You can also throw in a hidden meaning. FedEx prides itself on quick, efficient service. Their logo may seem basic at first, but there is a hidden arrow between the E and the X that gives the logo that extra punch.
Again, Apple’s logo might seem like nothing more but a clever visual pun. But the single bite evokes a strong cultural symbol: the fruit of the Tree of Knowledge from the Biblical story of Adam and Eve. Talk about some symbolic heft.
When it comes to the symbolism you work into your logo, don’t limit yourself. Look everywhere. You never know where inspiration might strike.
If graphic design isn’t your forté, you might not realize how much color communicates.
Color speaks volumes. Psychology has shown that every color evokes certain emotions.
- Red: strength, urgency, passion
- Orange: playfulness, excitement, excitement
- Yellow: happiness, friendliness, energy
- Green: growth, health, nature
- Blue: trust, authority
- Purple: wealth, wisdom
- Monochromatic: seriousness, authority
So let’s say I own a website that coordinates corporate car services. If I were to make my own logo a colorful collage of orange and yellow, I’m probably going to have a hard time convincing anyone to take me seriously.
Choosing colors foolishly can throw your logo way off-brand. Be intentional about your color choices and send a clear message.
Figure Out Fonts
If your logo is going to include your company name (and it should—your brand isn’t as recognizable as Nike yet), choosing a font is incredibly important.
There are thousands of fonts to choose from, but they aren’t all good choices for your business. Who’s going to take your investment consulting firm seriously if you use Matisse in your branding?
There are a few typefaces that have made it onto every graphic designer’s no list. You probably already know to avoid Comic Sans. But fonts like Papyrus, Impact, and most “handwritten” fonts will cause your logo to miss the mark.
The best advice is to try as many different fonts as you have access to. Make a note of the fonts that best capture the mood you want your logo to put across. After all, you know your business better than anyone.
Versatility Is Key
So you’ve sketched out a pretty decent logo, chosen some colors, and settled on a strong font.

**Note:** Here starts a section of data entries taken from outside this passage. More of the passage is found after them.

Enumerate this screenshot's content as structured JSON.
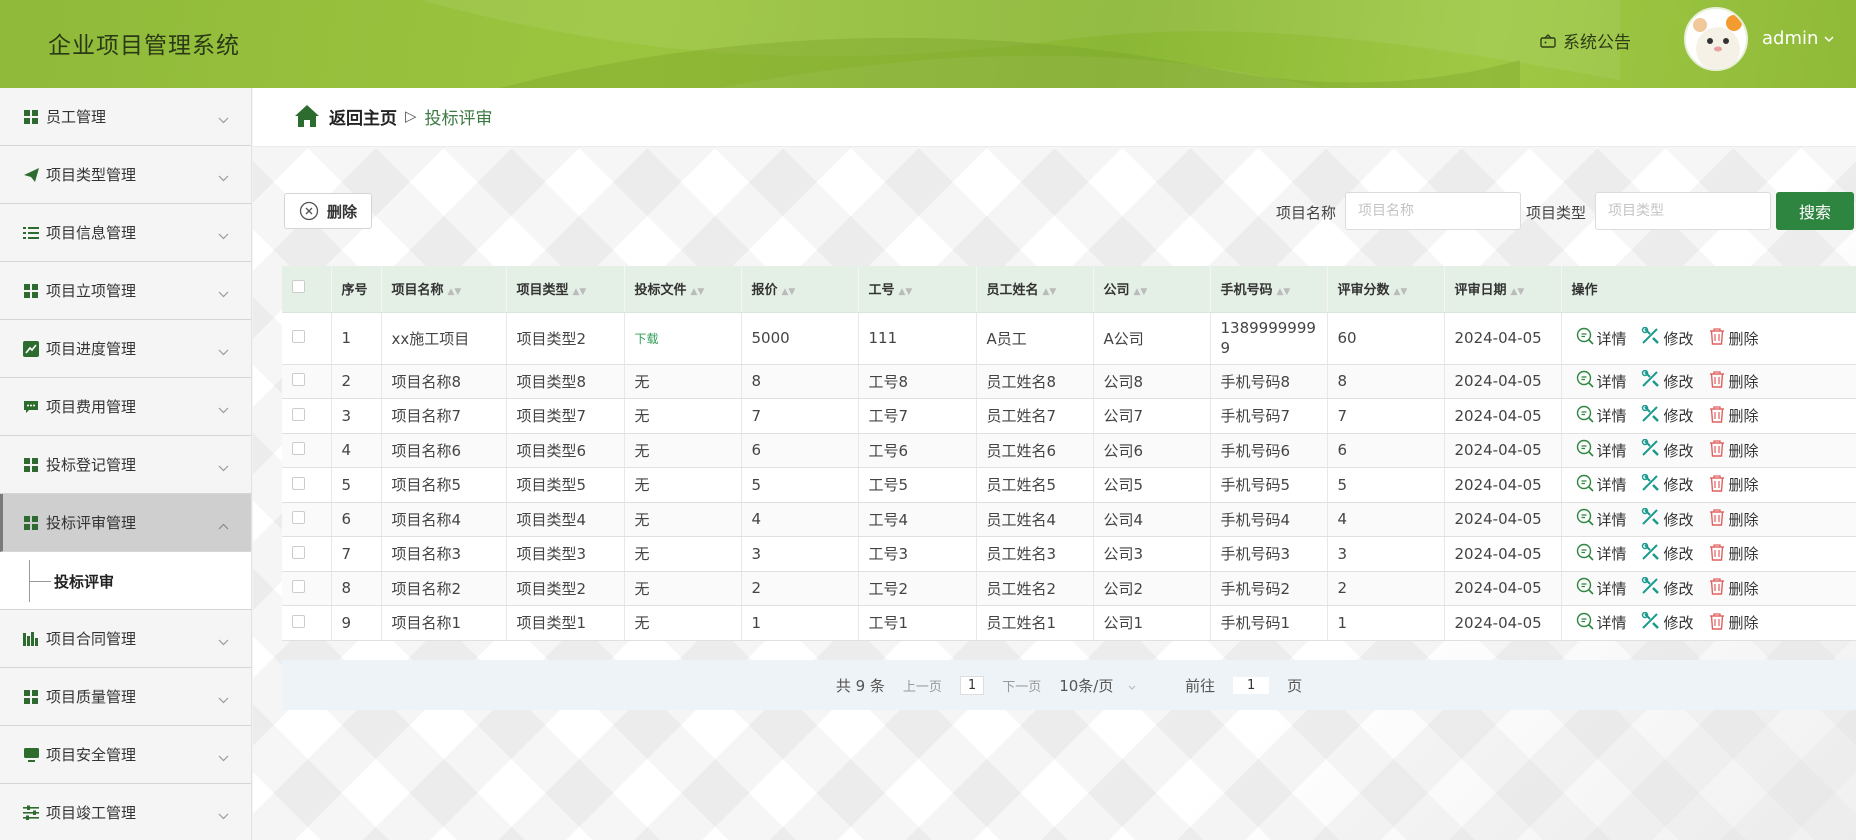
{
  "header": {
    "app_title": "企业项目管理系统",
    "notice": "系统公告",
    "username": "admin"
  },
  "sidebar": {
    "items": [
      {
        "label": "员工管理",
        "icon": "grid-icon"
      },
      {
        "label": "项目类型管理",
        "icon": "paper-plane-icon"
      },
      {
        "label": "项目信息管理",
        "icon": "list-icon"
      },
      {
        "label": "项目立项管理",
        "icon": "grid-icon"
      },
      {
        "label": "项目进度管理",
        "icon": "line-chart-icon"
      },
      {
        "label": "项目费用管理",
        "icon": "chat-icon"
      },
      {
        "label": "投标登记管理",
        "icon": "grid-icon"
      },
      {
        "label": "投标评审管理",
        "icon": "grid-icon"
      },
      {
        "label": "项目合同管理",
        "icon": "bar-chart-icon"
      },
      {
        "label": "项目质量管理",
        "icon": "grid-icon"
      },
      {
        "label": "项目安全管理",
        "icon": "monitor-icon"
      },
      {
        "label": "项目竣工管理",
        "icon": "sliders-icon"
      }
    ],
    "active_submenu": "投标评审"
  },
  "breadcrumb": {
    "home": "返回主页",
    "separator": "▷",
    "current": "投标评审"
  },
  "toolbar": {
    "delete_label": "删除",
    "name_label": "项目名称",
    "name_placeholder": "项目名称",
    "type_label": "项目类型",
    "type_placeholder": "项目类型",
    "search_label": "搜索"
  },
  "table": {
    "columns": [
      "序号",
      "项目名称",
      "项目类型",
      "投标文件",
      "报价",
      "工号",
      "员工姓名",
      "公司",
      "手机号码",
      "评审分数",
      "评审日期",
      "操作"
    ],
    "rows": [
      {
        "no": "1",
        "name": "xx施工项目",
        "type": "项目类型2",
        "file": "下载",
        "price": "5000",
        "job_no": "111",
        "employee": "A员工",
        "company": "A公司",
        "phone": "13899999999",
        "score": "60",
        "date": "2024-04-05"
      },
      {
        "no": "2",
        "name": "项目名称8",
        "type": "项目类型8",
        "file": "无",
        "price": "8",
        "job_no": "工号8",
        "employee": "员工姓名8",
        "company": "公司8",
        "phone": "手机号码8",
        "score": "8",
        "date": "2024-04-05"
      },
      {
        "no": "3",
        "name": "项目名称7",
        "type": "项目类型7",
        "file": "无",
        "price": "7",
        "job_no": "工号7",
        "employee": "员工姓名7",
        "company": "公司7",
        "phone": "手机号码7",
        "score": "7",
        "date": "2024-04-05"
      },
      {
        "no": "4",
        "name": "项目名称6",
        "type": "项目类型6",
        "file": "无",
        "price": "6",
        "job_no": "工号6",
        "employee": "员工姓名6",
        "company": "公司6",
        "phone": "手机号码6",
        "score": "6",
        "date": "2024-04-05"
      },
      {
        "no": "5",
        "name": "项目名称5",
        "type": "项目类型5",
        "file": "无",
        "price": "5",
        "job_no": "工号5",
        "employee": "员工姓名5",
        "company": "公司5",
        "phone": "手机号码5",
        "score": "5",
        "date": "2024-04-05"
      },
      {
        "no": "6",
        "name": "项目名称4",
        "type": "项目类型4",
        "file": "无",
        "price": "4",
        "job_no": "工号4",
        "employee": "员工姓名4",
        "company": "公司4",
        "phone": "手机号码4",
        "score": "4",
        "date": "2024-04-05"
      },
      {
        "no": "7",
        "name": "项目名称3",
        "type": "项目类型3",
        "file": "无",
        "price": "3",
        "job_no": "工号3",
        "employee": "员工姓名3",
        "company": "公司3",
        "phone": "手机号码3",
        "score": "3",
        "date": "2024-04-05"
      },
      {
        "no": "8",
        "name": "项目名称2",
        "type": "项目类型2",
        "file": "无",
        "price": "2",
        "job_no": "工号2",
        "employee": "员工姓名2",
        "company": "公司2",
        "phone": "手机号码2",
        "score": "2",
        "date": "2024-04-05"
      },
      {
        "no": "9",
        "name": "项目名称1",
        "type": "项目类型1",
        "file": "无",
        "price": "1",
        "job_no": "工号1",
        "employee": "员工姓名1",
        "company": "公司1",
        "phone": "手机号码1",
        "score": "1",
        "date": "2024-04-05"
      }
    ],
    "actions": {
      "detail": "详情",
      "edit": "修改",
      "delete": "删除"
    }
  },
  "pager": {
    "total": "共 9 条",
    "prev": "上一页",
    "page": "1",
    "next": "下一页",
    "page_size": "10条/页",
    "goto_label": "前往",
    "goto_value": "1",
    "goto_suffix": "页"
  },
  "colors": {
    "header_green": "#9cc53f",
    "accent_green": "#2e8540",
    "table_header_bg": "#e4f0e6",
    "link_green": "#2e9e5a",
    "edit_teal": "#1a9a8c",
    "delete_red": "#e0605e"
  }
}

Before you rush out to order new business cards, take a moment to think about everywhere your logo will be used.
How will it your logo look on the side of your building? What about printed on a t-shirt? How do the colors look on paper? Will it still be recognizable if you shrink it down to an app icon for a smartphone or a favicon on your website?
Instagram recently made waves when they changed their logo. Spoiler alert: not everyone was happy with it. The original logo was a detailed design based on vintage Polaroid cameras. It captured all the quirky fun of the app. People loved it.
However, when shrunk down to an app icon, a lot of those details got lost. The logo looked cluttered at smaller sizes, especially when side by side with sleek simple logos like Facebook and Twitter.
The new logo, for better or worse, is a simplified version of the original. It lacks the vintage charm, but it looks more consistent at smaller sizes.
Before you sign off on anything with your new logo, try it at different sizes. Shrink it down to a square inch. Print it as large as you can. Make sure it remains identifiable between different mediums.
How Can I Make My Own Logo Without Expensive Programs?
Graphic artists spend years mastering programs like Photoshop and Illustrator. And if you’re opening up one of those programs for the first time without any training, expect to stare at the screen dumbfounded.
These programs are complicated. But you don’t need to master them to make your own logo.
There are a number of logo designing programs that are simple to use. Yet they won’t keep you lacking in the power department. You can use a design program without years of experience and still create a power logo.
You’ll be off to the races faster than you can say, “look ma, watch me make my own logo!”
Need support? Reach out!